Finally, if Book-Packing Parties are what interest you, we’ll return to our normal schedule on February 24, from 3:00 to 6:00 p.m.
Please e-mail us at firstname.lastname@example.org if you have any questions about volunteering.
What kind of house would you dream of creating after spending decades in a six-foot-by-nine-foot cell?
In 2001, Herman Wallace, a prisoner at the Angola Prison in Louisiana, received a life-changing letter that asked that question. Herman’s House is the acclaimed documentary about his decades in solitary confinement–and his friendship with a New York artist who asked him to imagine different walls.
Herman Wallace is one of tens of thousands of people held in solitary confinement in the United States, even after the UN’s Committee Against Torture has recommended the abolition of the practice. Herman’s House provides a closer look at its devastating effects and an artist’s mission to call attention to its injustice.
On Tuesday, September 18, you can catch a free screening of Herman’s House from 6:00 to 8:00 p.m. at the Center for Creative Photography, 1030 North Olive Road, Tucson, Arizona. This film screening was generously made possible by the filmmakers of Herman’s House and is sponsored by ACLU Arizona, AFSC Arizona, the
Hanson Film Institute, and Read Between the Bars.

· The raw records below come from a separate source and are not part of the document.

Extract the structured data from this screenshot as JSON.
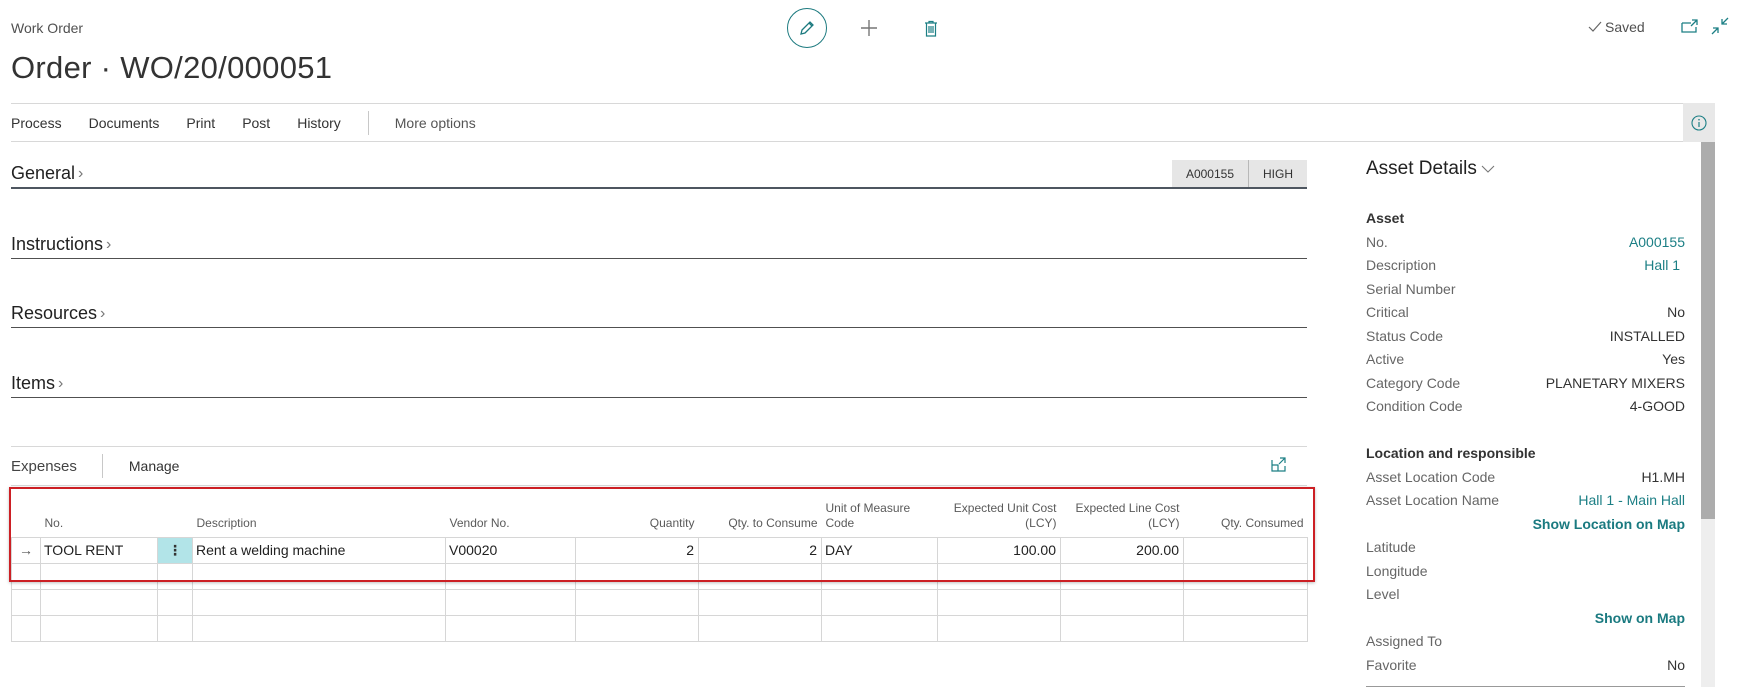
{
  "header": {
    "breadcrumb": "Work Order",
    "title": "Order · WO/20/000051",
    "saved_label": "Saved",
    "icons": {
      "edit": "pencil-icon",
      "new": "plus-icon",
      "delete": "trash-icon",
      "popout": "open-in-new-window-icon",
      "collapse": "collapse-icon",
      "info": "info-icon"
    }
  },
  "actionbar": {
    "items": [
      "Process",
      "Documents",
      "Print",
      "Post",
      "History"
    ],
    "more": "More options"
  },
  "fasttabs": {
    "general": {
      "label": "General",
      "badges": [
        "A000155",
        "HIGH"
      ]
    },
    "instructions": {
      "label": "Instructions"
    },
    "resources": {
      "label": "Resources"
    },
    "items": {
      "label": "Items"
    }
  },
  "expenses": {
    "title": "Expenses",
    "manage": "Manage",
    "columns": [
      "No.",
      "Description",
      "Vendor No.",
      "Quantity",
      "Qty. to Consume",
      "Unit of Measure Code",
      "Expected Unit Cost (LCY)",
      "Expected Line Cost (LCY)",
      "Qty. Consumed"
    ],
    "rows": [
      {
        "no": "TOOL RENT",
        "description": "Rent a welding machine",
        "vendor_no": "V00020",
        "quantity": "2",
        "qty_to_consume": "2",
        "uom": "DAY",
        "unit_cost": "100.00",
        "line_cost": "200.00",
        "qty_consumed": ""
      }
    ]
  },
  "asset_panel": {
    "title": "Asset Details",
    "asset_group": "Asset",
    "asset": [
      {
        "label": "No.",
        "value": "A000155",
        "style": "link"
      },
      {
        "label": "Description",
        "value": "Hall 1",
        "style": "link"
      },
      {
        "label": "Serial Number",
        "value": ""
      },
      {
        "label": "Critical",
        "value": "No"
      },
      {
        "label": "Status Code",
        "value": "INSTALLED"
      },
      {
        "label": "Active",
        "value": "Yes"
      },
      {
        "label": "Category Code",
        "value": "PLANETARY MIXERS"
      },
      {
        "label": "Condition Code",
        "value": "4-GOOD"
      }
    ],
    "location_group": "Location and responsible",
    "location": [
      {
        "label": "Asset Location Code",
        "value": "H1.MH"
      },
      {
        "label": "Asset Location Name",
        "value": "Hall 1 - Main Hall",
        "style": "link"
      }
    ],
    "show_location_map": "Show Location on Map",
    "coords": [
      {
        "label": "Latitude",
        "value": ""
      },
      {
        "label": "Longitude",
        "value": ""
      },
      {
        "label": "Level",
        "value": ""
      }
    ],
    "show_on_map": "Show on Map",
    "other": [
      {
        "label": "Assigned To",
        "value": ""
      },
      {
        "label": "Favorite",
        "value": "No"
      }
    ]
  },
  "colors": {
    "accent": "#1c7f85",
    "highlight_box": "#cc1f24",
    "selected_cell": "#b2e4e8"
  }
}
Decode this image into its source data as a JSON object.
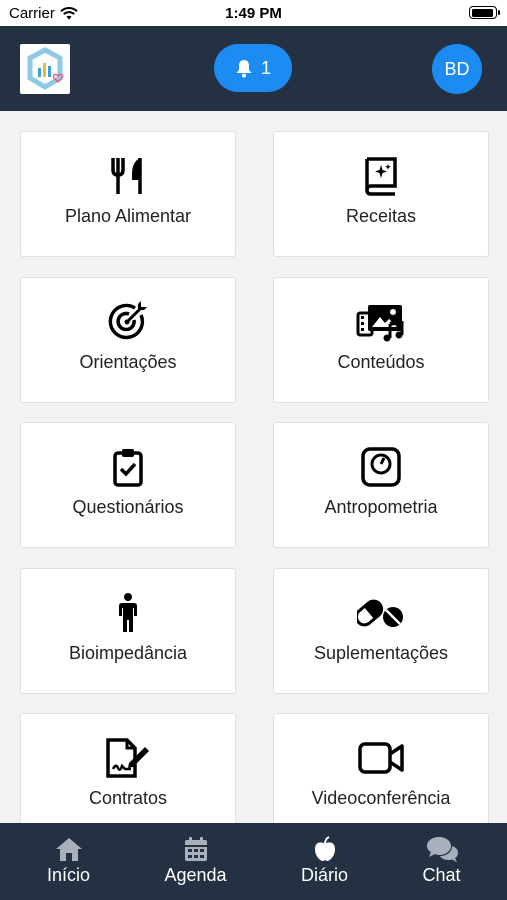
{
  "status_bar": {
    "carrier": "Carrier",
    "time": "1:49 PM"
  },
  "header": {
    "notification_count": "1",
    "avatar_initials": "BD"
  },
  "menu": [
    {
      "label": "Plano Alimentar",
      "icon": "utensils-icon"
    },
    {
      "label": "Receitas",
      "icon": "recipe-book-icon"
    },
    {
      "label": "Orientações",
      "icon": "target-icon"
    },
    {
      "label": "Conteúdos",
      "icon": "media-icon"
    },
    {
      "label": "Questionários",
      "icon": "clipboard-check-icon"
    },
    {
      "label": "Antropometria",
      "icon": "scale-icon"
    },
    {
      "label": "Bioimpedância",
      "icon": "person-icon"
    },
    {
      "label": "Suplementações",
      "icon": "pills-icon"
    },
    {
      "label": "Contratos",
      "icon": "contract-icon"
    },
    {
      "label": "Videoconferência",
      "icon": "video-camera-icon"
    }
  ],
  "tabs": [
    {
      "label": "Início",
      "icon": "home-icon"
    },
    {
      "label": "Agenda",
      "icon": "calendar-icon"
    },
    {
      "label": "Diário",
      "icon": "apple-icon"
    },
    {
      "label": "Chat",
      "icon": "chat-icon"
    }
  ],
  "colors": {
    "header_bg": "#243142",
    "accent": "#1d8cf2",
    "page_bg": "#f2f2f2"
  }
}
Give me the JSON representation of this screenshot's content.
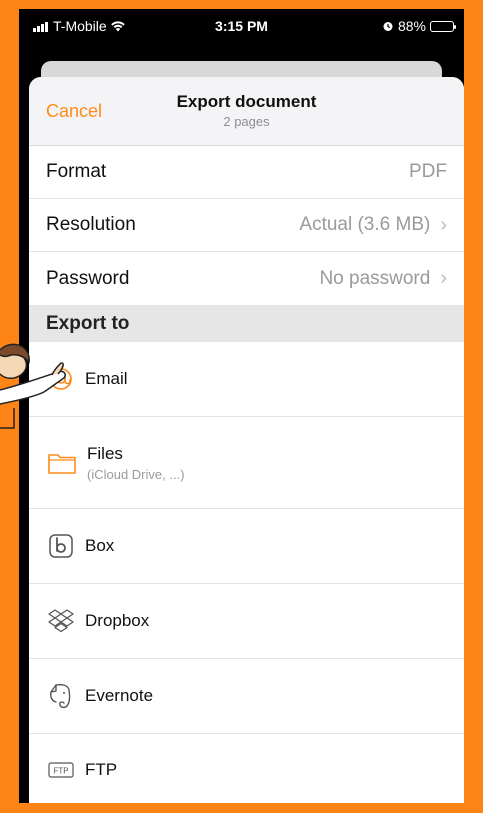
{
  "status": {
    "carrier": "T-Mobile",
    "time": "3:15 PM",
    "battery": "88%",
    "battery_level": 0.88,
    "alarm_icon": "alarm-icon",
    "wifi_icon": "wifi-icon"
  },
  "nav": {
    "cancel": "Cancel",
    "title": "Export document",
    "subtitle": "2 pages"
  },
  "settings": [
    {
      "label": "Format",
      "value": "PDF",
      "chevron": false
    },
    {
      "label": "Resolution",
      "value": "Actual (3.6 MB)",
      "chevron": true
    },
    {
      "label": "Password",
      "value": "No password",
      "chevron": true
    }
  ],
  "export_header": "Export to",
  "export_targets": [
    {
      "label": "Email",
      "sub": "",
      "icon": "email-icon"
    },
    {
      "label": "Files",
      "sub": "(iCloud Drive, ...)",
      "icon": "folder-icon"
    },
    {
      "label": "Box",
      "sub": "",
      "icon": "box-icon"
    },
    {
      "label": "Dropbox",
      "sub": "",
      "icon": "dropbox-icon"
    },
    {
      "label": "Evernote",
      "sub": "",
      "icon": "evernote-icon"
    },
    {
      "label": "FTP",
      "sub": "",
      "icon": "ftp-icon"
    }
  ],
  "colors": {
    "frame": "#FF8417",
    "accent": "#FF8A1A",
    "sheet": "#FFFFFF",
    "section": "#E6E6E6"
  }
}
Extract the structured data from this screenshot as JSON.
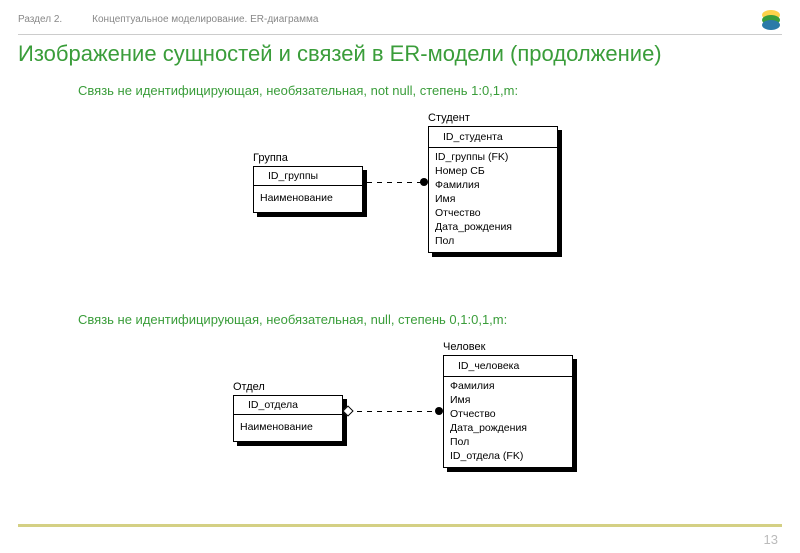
{
  "header": {
    "section": "Раздел 2.",
    "topic": "Концептуальное моделирование. ER-диаграмма"
  },
  "title": "Изображение сущностей и связей в ER-модели (продолжение)",
  "diagram1": {
    "caption": "Связь не идентифицирующая, необязательная, not null, степень 1:0,1,m:",
    "left": {
      "label": "Группа",
      "pk": "ID_группы",
      "attrs": [
        "Наименование"
      ]
    },
    "right": {
      "label": "Студент",
      "pk": "ID_студента",
      "attrs": [
        "ID_группы (FK)",
        "Номер СБ",
        "Фамилия",
        "Имя",
        "Отчество",
        "Дата_рождения",
        "Пол"
      ]
    }
  },
  "diagram2": {
    "caption": "Связь не идентифицирующая, необязательная, null, степень 0,1:0,1,m:",
    "left": {
      "label": "Отдел",
      "pk": "ID_отдела",
      "attrs": [
        "Наименование"
      ]
    },
    "right": {
      "label": "Человек",
      "pk": "ID_человека",
      "attrs": [
        "Фамилия",
        "Имя",
        "Отчество",
        "Дата_рождения",
        "Пол",
        "ID_отдела (FK)"
      ]
    }
  },
  "pageNumber": "13"
}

Dazed and Confused Magazine (UK) calls it a “shrewd indictment of solitary confinement…a protest movie without being sententious.” You can view the trailer at www.hermanshousethefilm.com and follow it on Facebook at www.facebook.com/hermanshousethefilm and on Twitter at @hermansfilm.
Following the film screening, there will be a brief panel and discussion.
For directions and information regarding parking at the Center for Creative Photography, please visit www.creativephotography.org/visit.
The following evening, ACLU Arizona and AFSC Arizona will host a community forum called Arizona Is MAXED OUT. The forum will look at the high costs of solitary confinement and its ineffectiveness at making our communities safer. Each year thousands of people are held in solitary confinement in Arizona, and the state plans to add hundreds more maximum-security prison beds. The forum takes place at St. Mark’s Presbyterian Church (Geneva Room), 3809 East 3rd Street, Tucson, Arizona, from 6:00 to 8:00 p.m. on Wednesday, September 19.